§ WHAT YOU ARE ASKED TO DO
All lines with the word "this" must be pulled from the entries below.

[[ DATA TO USE open ]]

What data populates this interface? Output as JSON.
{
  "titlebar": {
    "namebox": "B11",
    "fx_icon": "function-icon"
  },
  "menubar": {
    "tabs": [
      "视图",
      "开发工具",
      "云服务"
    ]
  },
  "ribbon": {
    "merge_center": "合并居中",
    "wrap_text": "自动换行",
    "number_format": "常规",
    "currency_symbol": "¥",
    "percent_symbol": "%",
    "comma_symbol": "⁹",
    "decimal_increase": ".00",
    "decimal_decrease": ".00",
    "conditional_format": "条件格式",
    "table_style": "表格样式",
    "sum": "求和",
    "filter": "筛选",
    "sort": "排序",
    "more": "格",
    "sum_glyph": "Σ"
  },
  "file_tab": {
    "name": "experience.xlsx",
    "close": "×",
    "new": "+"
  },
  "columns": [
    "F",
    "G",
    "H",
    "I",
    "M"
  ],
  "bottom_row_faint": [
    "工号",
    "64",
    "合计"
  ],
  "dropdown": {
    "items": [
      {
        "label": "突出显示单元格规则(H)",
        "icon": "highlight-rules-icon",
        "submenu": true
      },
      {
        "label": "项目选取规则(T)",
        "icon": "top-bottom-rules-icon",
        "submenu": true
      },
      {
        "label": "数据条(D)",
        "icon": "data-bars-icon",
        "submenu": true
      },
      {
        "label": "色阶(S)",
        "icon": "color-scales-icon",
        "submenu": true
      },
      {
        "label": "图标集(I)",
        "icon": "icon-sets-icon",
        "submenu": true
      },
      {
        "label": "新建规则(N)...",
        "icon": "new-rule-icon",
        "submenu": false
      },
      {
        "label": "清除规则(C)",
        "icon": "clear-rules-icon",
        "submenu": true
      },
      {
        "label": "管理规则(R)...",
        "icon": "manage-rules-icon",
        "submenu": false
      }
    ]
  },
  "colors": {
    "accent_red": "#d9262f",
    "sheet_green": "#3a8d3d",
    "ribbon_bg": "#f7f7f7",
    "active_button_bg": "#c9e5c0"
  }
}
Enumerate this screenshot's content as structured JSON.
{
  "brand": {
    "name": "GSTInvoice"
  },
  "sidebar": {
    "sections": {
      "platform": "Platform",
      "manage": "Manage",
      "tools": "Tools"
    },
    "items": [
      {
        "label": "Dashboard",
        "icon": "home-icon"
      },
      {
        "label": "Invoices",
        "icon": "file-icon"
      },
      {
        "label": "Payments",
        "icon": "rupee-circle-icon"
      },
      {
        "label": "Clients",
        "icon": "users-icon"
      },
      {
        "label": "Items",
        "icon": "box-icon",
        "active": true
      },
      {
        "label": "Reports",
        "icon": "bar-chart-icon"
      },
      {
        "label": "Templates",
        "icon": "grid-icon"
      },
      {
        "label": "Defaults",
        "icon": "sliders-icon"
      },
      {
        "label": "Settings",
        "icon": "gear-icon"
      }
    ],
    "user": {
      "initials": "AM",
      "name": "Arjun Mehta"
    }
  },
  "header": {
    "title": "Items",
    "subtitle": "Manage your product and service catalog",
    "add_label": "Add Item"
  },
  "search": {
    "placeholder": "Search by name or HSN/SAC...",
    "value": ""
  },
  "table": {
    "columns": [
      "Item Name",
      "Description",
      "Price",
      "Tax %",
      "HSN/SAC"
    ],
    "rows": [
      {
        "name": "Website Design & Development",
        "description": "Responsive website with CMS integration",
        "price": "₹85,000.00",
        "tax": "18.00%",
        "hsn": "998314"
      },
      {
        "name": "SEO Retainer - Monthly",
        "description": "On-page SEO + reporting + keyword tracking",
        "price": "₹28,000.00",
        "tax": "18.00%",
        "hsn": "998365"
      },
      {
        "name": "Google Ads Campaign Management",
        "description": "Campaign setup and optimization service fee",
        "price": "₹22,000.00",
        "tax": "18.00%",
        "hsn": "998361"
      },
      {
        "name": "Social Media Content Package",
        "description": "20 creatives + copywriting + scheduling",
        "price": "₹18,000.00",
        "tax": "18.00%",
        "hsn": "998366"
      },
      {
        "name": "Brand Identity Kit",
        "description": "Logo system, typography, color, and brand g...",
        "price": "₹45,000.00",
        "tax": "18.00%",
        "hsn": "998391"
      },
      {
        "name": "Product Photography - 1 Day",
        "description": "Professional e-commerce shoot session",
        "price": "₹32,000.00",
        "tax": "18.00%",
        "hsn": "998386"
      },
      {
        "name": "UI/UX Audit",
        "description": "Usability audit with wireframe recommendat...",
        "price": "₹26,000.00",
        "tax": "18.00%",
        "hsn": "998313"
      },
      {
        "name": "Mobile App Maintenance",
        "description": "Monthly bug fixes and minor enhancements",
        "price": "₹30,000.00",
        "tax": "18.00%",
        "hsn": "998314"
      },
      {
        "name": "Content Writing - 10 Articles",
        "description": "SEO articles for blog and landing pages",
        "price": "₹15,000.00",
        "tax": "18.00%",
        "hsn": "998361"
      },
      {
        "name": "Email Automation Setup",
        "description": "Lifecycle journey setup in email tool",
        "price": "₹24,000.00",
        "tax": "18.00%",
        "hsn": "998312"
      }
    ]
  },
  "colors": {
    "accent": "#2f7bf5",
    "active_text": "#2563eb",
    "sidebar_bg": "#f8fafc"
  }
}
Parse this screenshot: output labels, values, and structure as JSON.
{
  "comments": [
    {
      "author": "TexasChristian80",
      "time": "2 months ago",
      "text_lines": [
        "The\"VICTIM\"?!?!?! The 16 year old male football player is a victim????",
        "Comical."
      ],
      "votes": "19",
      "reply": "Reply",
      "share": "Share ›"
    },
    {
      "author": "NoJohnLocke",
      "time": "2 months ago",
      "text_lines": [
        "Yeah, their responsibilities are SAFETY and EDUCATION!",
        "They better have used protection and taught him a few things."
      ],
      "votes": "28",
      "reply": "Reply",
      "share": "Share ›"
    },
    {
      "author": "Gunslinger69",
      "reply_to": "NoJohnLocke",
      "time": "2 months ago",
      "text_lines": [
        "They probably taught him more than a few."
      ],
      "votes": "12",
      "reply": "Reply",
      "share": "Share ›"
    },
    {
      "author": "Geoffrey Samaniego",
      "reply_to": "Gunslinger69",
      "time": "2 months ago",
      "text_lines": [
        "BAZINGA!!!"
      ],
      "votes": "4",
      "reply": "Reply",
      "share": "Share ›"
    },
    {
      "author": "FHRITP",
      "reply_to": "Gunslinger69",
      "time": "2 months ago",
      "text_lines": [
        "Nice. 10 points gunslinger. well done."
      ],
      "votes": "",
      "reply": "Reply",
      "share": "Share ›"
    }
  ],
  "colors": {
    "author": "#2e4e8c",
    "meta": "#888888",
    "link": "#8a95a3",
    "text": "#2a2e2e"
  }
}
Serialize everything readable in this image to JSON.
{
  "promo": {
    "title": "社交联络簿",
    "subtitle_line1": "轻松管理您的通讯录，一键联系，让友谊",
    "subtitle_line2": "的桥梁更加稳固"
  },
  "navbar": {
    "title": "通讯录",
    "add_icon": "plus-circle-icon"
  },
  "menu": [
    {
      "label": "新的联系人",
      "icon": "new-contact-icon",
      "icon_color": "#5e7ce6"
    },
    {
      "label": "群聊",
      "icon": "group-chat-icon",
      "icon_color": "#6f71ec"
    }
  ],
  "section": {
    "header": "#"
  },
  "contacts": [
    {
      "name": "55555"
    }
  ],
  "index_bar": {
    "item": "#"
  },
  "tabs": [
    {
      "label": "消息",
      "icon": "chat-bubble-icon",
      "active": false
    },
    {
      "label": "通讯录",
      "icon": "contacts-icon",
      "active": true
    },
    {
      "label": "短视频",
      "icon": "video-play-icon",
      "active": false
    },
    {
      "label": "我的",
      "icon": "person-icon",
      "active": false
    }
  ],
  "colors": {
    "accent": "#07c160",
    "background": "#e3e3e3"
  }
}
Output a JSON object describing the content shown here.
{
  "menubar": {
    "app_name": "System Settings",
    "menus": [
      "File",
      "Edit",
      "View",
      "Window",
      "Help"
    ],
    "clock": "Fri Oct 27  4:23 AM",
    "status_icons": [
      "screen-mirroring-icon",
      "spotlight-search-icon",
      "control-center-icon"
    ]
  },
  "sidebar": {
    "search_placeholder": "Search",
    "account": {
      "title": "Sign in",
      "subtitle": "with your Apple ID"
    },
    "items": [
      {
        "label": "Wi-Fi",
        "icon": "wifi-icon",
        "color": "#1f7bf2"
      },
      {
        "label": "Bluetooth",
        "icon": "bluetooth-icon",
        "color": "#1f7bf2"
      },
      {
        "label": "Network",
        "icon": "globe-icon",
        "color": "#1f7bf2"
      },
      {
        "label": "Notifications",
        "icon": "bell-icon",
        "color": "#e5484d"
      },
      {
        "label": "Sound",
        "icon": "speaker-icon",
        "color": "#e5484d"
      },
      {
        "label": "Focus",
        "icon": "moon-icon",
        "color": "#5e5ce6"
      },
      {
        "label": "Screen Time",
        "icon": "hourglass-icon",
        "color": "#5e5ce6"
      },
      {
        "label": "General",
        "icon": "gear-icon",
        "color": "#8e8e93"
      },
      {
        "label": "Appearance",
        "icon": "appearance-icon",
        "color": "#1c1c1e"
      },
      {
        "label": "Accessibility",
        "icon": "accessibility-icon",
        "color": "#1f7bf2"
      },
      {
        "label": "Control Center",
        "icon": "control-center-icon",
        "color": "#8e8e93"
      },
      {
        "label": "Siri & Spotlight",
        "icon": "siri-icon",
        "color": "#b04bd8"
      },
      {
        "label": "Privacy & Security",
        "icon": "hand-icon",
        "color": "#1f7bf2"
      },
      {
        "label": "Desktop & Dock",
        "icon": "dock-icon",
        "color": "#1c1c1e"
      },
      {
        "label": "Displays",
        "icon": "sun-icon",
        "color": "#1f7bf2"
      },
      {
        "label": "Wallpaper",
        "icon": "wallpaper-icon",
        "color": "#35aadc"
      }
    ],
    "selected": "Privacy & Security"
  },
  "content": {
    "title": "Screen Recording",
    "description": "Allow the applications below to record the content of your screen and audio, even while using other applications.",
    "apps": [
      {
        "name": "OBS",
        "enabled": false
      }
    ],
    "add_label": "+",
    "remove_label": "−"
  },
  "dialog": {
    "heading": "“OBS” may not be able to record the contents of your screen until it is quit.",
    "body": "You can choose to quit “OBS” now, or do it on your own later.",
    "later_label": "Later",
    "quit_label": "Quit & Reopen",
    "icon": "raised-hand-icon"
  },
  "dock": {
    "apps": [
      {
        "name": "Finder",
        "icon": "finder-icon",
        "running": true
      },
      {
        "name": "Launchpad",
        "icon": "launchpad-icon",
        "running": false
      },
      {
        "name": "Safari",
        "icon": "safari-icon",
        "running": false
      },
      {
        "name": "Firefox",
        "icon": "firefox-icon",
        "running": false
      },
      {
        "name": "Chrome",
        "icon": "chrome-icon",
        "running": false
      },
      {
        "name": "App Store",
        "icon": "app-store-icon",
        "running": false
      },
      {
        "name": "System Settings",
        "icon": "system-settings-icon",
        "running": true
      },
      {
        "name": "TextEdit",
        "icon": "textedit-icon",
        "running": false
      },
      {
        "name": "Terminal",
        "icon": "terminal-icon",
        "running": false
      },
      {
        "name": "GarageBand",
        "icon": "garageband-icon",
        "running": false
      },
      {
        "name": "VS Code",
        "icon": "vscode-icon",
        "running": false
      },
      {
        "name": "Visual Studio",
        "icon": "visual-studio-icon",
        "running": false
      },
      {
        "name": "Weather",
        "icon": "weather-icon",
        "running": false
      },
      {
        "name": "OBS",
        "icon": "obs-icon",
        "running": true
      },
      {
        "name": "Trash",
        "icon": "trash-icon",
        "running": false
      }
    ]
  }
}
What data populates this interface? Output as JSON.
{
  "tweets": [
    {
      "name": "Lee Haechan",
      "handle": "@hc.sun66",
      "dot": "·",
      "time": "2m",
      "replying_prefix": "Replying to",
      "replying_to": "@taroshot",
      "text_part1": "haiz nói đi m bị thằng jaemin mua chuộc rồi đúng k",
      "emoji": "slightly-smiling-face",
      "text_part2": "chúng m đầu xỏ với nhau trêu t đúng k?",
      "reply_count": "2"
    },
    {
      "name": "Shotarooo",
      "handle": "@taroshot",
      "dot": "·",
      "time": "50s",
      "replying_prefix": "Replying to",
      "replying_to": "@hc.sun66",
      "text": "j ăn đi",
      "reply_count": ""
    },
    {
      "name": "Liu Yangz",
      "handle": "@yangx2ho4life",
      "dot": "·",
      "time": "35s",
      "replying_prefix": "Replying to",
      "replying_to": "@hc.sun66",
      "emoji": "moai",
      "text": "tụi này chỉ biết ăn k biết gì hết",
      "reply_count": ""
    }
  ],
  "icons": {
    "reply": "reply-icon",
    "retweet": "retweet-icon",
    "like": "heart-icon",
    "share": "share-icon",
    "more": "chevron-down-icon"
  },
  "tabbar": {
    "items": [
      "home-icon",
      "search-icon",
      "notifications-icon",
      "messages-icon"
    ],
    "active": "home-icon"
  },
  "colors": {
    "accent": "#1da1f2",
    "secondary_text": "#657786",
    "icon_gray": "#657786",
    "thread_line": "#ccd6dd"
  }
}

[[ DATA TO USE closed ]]

§ RESPONSE AREA
What data populates this interface? Output as JSON.
Enumerate this screenshot's content as structured JSON.
Parse this screenshot: output labels, values, and structure as JSON.
Serialize everything readable in this image to JSON.
What data populates this interface? Output as JSON.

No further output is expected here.